Task description: The full set of records must be printed exactly as given.
+++
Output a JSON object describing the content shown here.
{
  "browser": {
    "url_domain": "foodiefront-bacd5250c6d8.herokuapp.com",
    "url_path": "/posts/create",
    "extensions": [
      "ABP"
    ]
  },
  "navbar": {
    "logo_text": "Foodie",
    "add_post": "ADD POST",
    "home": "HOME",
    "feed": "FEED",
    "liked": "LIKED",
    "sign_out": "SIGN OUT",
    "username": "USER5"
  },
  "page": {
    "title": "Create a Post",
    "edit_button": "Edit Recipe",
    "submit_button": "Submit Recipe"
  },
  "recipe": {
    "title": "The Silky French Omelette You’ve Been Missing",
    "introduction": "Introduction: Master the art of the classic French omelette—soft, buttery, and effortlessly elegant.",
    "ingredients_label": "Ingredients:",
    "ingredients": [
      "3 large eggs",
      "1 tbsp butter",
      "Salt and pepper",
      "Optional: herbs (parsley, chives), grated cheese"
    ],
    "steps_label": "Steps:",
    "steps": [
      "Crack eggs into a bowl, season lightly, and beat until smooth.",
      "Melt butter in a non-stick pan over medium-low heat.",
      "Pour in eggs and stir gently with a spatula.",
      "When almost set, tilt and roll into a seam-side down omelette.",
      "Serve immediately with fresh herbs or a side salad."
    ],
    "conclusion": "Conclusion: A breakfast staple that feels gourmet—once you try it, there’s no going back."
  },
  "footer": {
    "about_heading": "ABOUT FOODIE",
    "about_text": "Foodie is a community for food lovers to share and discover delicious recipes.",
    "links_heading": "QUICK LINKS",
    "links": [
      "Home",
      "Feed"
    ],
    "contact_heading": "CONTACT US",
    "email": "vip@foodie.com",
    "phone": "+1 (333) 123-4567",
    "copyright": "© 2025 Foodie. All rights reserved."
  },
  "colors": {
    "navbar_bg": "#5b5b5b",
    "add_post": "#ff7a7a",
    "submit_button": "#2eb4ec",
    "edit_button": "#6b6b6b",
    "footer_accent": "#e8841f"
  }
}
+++
Your solution:
Output a JSON object describing the content shown here.
{
  "browser": {
    "url_domain": "foodiefront-bacd5250c6d8.herokuapp.com",
    "url_path": "/posts/create",
    "extensions": [
      "ABP"
    ]
  },
  "navbar": {
    "logo_text": "Foodie",
    "add_post": "ADD POST",
    "home": "HOME",
    "feed": "FEED",
    "liked": "LIKED",
    "sign_out": "SIGN OUT",
    "username": "USER5"
  },
  "page": {
    "title": "Create a Post",
    "edit_button": "Edit Recipe",
    "submit_button": "Submit Recipe"
  },
  "recipe": {
    "title": "The Silky French Omelette You’ve Been Missing",
    "introduction": "Introduction: Master the art of the classic French omelette—soft, buttery, and effortlessly elegant.",
    "ingredients_label": "Ingredients:",
    "ingredients": [
      "3 large eggs",
      "1 tbsp butter",
      "Salt and pepper",
      "Optional: herbs (parsley, chives), grated cheese"
    ],
    "steps_label": "Steps:",
    "steps": [
      "Crack eggs into a bowl, season lightly, and beat until smooth.",
      "Melt butter in a non-stick pan over medium-low heat.",
      "Pour in eggs and stir gently with a spatula.",
      "When almost set, tilt and roll into a seam-side down omelette.",
      "Serve immediately with fresh herbs or a side salad."
    ],
    "conclusion": "Conclusion: A breakfast staple that feels gourmet—once you try it, there’s no going back."
  },
  "footer": {
    "about_heading": "ABOUT FOODIE",
    "about_text": "Foodie is a community for food lovers to share and discover delicious recipes.",
    "links_heading": "QUICK LINKS",
    "links": [
      "Home",
      "Feed"
    ],
    "contact_heading": "CONTACT US",
    "email": "vip@foodie.com",
    "phone": "+1 (333) 123-4567",
    "copyright": "© 2025 Foodie. All rights reserved."
  },
  "colors": {
    "navbar_bg": "#5b5b5b",
    "add_post": "#ff7a7a",
    "submit_button": "#2eb4ec",
    "edit_button": "#6b6b6b",
    "footer_accent": "#e8841f"
  }
}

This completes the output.